* _TRY IT_
Line count for "reported": give how many lines in the data below contain it, with no other words.

(MATERIALS PROVIDED)

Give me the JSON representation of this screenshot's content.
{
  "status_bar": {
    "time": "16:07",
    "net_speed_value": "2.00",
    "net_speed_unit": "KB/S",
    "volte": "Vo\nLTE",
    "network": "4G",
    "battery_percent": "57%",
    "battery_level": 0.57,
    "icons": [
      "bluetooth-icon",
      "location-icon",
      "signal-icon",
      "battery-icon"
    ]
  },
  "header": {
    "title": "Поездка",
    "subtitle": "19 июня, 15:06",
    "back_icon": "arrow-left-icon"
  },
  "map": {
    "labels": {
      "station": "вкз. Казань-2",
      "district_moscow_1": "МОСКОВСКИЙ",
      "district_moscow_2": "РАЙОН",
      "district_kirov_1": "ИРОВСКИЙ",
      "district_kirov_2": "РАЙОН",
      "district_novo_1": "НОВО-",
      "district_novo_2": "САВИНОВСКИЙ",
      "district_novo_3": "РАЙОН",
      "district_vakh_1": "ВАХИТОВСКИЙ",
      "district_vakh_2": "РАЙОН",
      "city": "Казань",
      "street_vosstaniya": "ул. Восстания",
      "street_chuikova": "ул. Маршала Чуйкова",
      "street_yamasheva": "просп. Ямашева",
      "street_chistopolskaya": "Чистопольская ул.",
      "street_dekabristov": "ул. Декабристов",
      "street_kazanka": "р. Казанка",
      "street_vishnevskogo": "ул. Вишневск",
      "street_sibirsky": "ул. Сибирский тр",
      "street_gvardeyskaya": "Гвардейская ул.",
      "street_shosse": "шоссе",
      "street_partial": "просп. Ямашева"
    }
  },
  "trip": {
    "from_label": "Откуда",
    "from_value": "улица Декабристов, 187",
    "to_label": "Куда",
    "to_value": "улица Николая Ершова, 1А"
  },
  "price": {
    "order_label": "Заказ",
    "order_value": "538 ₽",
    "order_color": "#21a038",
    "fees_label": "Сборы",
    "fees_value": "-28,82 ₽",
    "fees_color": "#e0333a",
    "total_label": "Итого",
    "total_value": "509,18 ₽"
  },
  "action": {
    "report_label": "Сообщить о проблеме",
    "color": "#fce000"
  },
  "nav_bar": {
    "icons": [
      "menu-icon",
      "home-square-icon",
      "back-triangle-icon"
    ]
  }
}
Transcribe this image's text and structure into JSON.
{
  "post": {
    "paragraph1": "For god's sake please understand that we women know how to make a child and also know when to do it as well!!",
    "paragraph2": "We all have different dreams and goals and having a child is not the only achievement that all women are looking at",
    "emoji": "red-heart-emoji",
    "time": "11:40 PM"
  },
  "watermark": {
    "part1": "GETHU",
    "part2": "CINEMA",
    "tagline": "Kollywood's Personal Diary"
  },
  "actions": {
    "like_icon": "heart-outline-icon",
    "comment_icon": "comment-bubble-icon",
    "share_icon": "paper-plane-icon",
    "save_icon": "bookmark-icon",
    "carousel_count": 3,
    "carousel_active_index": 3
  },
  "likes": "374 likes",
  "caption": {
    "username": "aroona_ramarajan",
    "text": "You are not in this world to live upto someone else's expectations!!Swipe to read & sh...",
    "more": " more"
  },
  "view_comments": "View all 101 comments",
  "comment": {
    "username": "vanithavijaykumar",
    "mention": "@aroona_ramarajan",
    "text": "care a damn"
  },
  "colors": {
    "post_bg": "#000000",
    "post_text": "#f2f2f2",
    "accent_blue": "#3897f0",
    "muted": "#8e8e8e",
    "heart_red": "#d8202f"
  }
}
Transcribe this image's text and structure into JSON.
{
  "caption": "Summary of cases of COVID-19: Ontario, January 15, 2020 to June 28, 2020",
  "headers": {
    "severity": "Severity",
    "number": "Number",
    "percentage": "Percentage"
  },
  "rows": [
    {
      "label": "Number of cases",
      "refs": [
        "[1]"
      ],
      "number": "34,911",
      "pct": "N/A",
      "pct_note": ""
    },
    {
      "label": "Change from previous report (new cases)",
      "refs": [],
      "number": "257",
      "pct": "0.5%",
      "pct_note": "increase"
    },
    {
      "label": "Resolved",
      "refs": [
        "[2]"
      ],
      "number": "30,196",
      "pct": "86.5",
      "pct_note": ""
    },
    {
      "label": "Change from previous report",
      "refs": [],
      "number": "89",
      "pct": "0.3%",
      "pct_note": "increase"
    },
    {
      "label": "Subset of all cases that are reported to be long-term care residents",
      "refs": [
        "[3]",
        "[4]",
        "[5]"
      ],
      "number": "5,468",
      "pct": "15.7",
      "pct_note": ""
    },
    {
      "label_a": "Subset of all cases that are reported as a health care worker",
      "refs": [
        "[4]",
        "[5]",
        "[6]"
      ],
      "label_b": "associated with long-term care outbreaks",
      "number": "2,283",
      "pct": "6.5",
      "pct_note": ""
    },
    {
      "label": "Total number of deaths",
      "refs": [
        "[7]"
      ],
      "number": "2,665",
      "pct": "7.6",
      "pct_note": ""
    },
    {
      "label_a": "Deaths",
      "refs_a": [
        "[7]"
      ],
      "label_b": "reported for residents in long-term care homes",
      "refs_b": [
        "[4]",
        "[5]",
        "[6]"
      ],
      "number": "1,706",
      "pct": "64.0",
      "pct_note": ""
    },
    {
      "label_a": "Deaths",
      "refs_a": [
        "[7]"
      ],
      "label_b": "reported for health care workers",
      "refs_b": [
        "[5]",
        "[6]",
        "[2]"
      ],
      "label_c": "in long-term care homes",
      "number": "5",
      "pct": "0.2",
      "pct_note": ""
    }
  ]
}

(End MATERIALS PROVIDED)

* _TASK RESULT_
4